Understanding the Bladder

The next step in the setup of your Jade Coil shock is understanding the bladder. We have implicated the use of a bladder in all of our rear shocks for increased performance in many aspects. Bladders have been widely used in motocross shocks for years but haven’t been seen too often in mtb shocks. Why is that? Bladders can be costly on the production side and take skilled technicians to properly bleed and install. On mass-produced suspension products that isn’t something they’re willing to invest in. At DVO we take pride in making high performance products and cutting corners in production at the cost of performance isn’t what we’re about.

Bladders are located in the reservoir of the rear shock and take the place of a traditional IFP or internal floating piston. They both have the same purpose but completely different ways of ex- ecuting it. That purpose is to seperate the air from the oil. A bladder is basically a ballon which is filled with air and seated to the end cap. The bladder is charged with a high PSI to push back against the oil which creates pressure in the system. As the shock is compressed, oil flows through the the system and starts to compress the bladder.

When the shock goes to extend again, the bladder pushes the oil back in the opposite direction. This decreases the chances of what’s called cavitation.
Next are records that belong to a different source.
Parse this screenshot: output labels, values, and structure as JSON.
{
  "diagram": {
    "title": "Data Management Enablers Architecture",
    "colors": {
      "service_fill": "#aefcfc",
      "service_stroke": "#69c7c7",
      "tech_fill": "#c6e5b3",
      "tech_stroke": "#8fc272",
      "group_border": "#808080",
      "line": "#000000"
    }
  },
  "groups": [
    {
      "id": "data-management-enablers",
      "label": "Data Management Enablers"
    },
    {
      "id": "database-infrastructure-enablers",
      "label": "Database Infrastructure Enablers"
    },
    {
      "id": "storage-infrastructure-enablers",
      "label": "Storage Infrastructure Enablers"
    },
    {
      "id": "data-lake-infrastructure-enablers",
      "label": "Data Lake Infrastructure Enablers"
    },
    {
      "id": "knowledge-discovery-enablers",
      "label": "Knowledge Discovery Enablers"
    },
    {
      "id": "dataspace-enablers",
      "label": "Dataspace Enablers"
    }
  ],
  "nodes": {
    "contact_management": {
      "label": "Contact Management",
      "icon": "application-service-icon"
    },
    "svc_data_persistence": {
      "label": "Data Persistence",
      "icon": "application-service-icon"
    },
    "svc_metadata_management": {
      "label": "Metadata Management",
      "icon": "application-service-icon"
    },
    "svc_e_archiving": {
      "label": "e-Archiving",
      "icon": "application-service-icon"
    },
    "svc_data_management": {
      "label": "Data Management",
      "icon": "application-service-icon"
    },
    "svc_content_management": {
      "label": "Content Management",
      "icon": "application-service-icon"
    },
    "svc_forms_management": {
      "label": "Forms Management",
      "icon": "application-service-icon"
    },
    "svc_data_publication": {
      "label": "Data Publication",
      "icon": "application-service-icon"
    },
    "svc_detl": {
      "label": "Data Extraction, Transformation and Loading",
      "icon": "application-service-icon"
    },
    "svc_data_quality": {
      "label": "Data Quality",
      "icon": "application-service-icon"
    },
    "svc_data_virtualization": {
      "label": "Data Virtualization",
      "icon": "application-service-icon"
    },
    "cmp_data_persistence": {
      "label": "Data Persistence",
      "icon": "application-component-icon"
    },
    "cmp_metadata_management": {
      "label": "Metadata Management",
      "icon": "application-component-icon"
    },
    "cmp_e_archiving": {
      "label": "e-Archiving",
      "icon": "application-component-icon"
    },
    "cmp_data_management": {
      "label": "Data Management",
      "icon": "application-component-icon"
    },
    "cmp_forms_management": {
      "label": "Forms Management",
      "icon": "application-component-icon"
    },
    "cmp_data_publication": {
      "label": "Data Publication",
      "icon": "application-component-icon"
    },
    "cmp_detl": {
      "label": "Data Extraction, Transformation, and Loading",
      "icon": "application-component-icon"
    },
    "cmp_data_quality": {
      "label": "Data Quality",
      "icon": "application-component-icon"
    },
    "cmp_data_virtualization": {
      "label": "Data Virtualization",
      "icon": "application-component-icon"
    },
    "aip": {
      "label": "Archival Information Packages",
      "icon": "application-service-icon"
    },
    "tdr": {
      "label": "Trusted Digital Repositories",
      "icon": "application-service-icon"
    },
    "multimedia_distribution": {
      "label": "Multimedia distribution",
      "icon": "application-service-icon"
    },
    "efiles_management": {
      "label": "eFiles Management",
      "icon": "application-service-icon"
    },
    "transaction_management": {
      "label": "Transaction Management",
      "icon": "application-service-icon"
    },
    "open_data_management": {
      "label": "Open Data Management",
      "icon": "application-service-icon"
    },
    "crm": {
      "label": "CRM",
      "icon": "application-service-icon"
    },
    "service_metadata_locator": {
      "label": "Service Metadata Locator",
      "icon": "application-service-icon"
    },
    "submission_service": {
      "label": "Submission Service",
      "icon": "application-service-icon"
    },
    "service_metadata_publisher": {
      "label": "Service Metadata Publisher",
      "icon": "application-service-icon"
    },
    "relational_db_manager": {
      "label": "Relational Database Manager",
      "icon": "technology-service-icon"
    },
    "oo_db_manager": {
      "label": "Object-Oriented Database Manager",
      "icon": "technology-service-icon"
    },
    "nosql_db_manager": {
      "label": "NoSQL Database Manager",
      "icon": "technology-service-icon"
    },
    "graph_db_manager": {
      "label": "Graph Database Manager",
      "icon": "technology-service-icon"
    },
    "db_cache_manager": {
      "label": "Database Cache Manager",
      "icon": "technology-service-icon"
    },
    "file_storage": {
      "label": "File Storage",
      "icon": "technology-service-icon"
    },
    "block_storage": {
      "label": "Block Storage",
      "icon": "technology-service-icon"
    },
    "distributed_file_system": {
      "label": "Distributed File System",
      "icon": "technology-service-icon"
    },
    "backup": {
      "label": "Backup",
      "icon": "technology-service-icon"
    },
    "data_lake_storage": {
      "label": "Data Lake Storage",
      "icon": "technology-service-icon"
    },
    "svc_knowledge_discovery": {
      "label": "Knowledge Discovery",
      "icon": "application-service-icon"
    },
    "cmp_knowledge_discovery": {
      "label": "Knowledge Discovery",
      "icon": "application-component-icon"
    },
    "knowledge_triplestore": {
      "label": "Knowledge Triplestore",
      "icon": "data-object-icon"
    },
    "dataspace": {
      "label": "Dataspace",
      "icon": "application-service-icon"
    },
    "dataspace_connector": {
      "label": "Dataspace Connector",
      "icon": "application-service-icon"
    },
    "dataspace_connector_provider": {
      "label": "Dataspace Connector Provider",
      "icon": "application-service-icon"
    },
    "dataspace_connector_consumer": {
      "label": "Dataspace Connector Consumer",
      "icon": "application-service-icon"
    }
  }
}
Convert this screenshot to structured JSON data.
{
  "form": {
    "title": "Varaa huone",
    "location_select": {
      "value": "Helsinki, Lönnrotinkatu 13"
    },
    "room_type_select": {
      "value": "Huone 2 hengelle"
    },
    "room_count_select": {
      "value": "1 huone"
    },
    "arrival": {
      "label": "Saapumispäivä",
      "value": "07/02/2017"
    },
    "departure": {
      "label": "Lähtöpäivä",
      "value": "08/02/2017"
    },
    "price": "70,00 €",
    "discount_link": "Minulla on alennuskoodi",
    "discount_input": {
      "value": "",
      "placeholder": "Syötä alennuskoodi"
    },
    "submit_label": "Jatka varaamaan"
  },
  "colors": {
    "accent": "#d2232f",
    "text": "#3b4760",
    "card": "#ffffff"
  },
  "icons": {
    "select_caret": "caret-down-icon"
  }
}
Cavitation is when there is a gap in the oil caused from air bubbles and creates a temporary loss of damping. Here’s an example of cavitation. Picture turning on a hose, what happens as the water is pushing the air out of the line? Water intermittently shoots out in between gaps of air. This same situation happens in suspension causing a loss of damping.

The real benefit of using a bladder over an IFP is when the shock is working dynamically or in “riding situations”. As the shock is compressing and rebounding at a high velocity, it can sometimes have a difficult time changing directions. An IFP usually has a moment of hesitation in that situation due to stiction between the outer O-ring and the inside surface of the reservoir. With a bladder that can’t happen and you get unmatched small bump sensitivity with a seamless transition from compression to rebound.


Absolutely. Changing the bladder pressure is easy and something you should check consistently. Just unscrew the air cap at the end of the reservoir and use a shock pump to adjust or check the pressure. (image below) When checking the pressure, the initial reading from the pump will be low. This is because air needs to fill the hose of the pump before the PSI can be determined.


The pressure within the bladder will have a drastic affect on performance. As we talked about before, the higher the pressure the less chance you have of cavitation. The pressure range of the bladder is 170-200PSI. The bladder pressure also has an effect on the entire stroke of the shock. The higher the bladder pressure the firmer the shock will be. The lower the pressure, the softer. Lighter riders can run a lower bladder pressure and heavier riders should ride a higher pressure.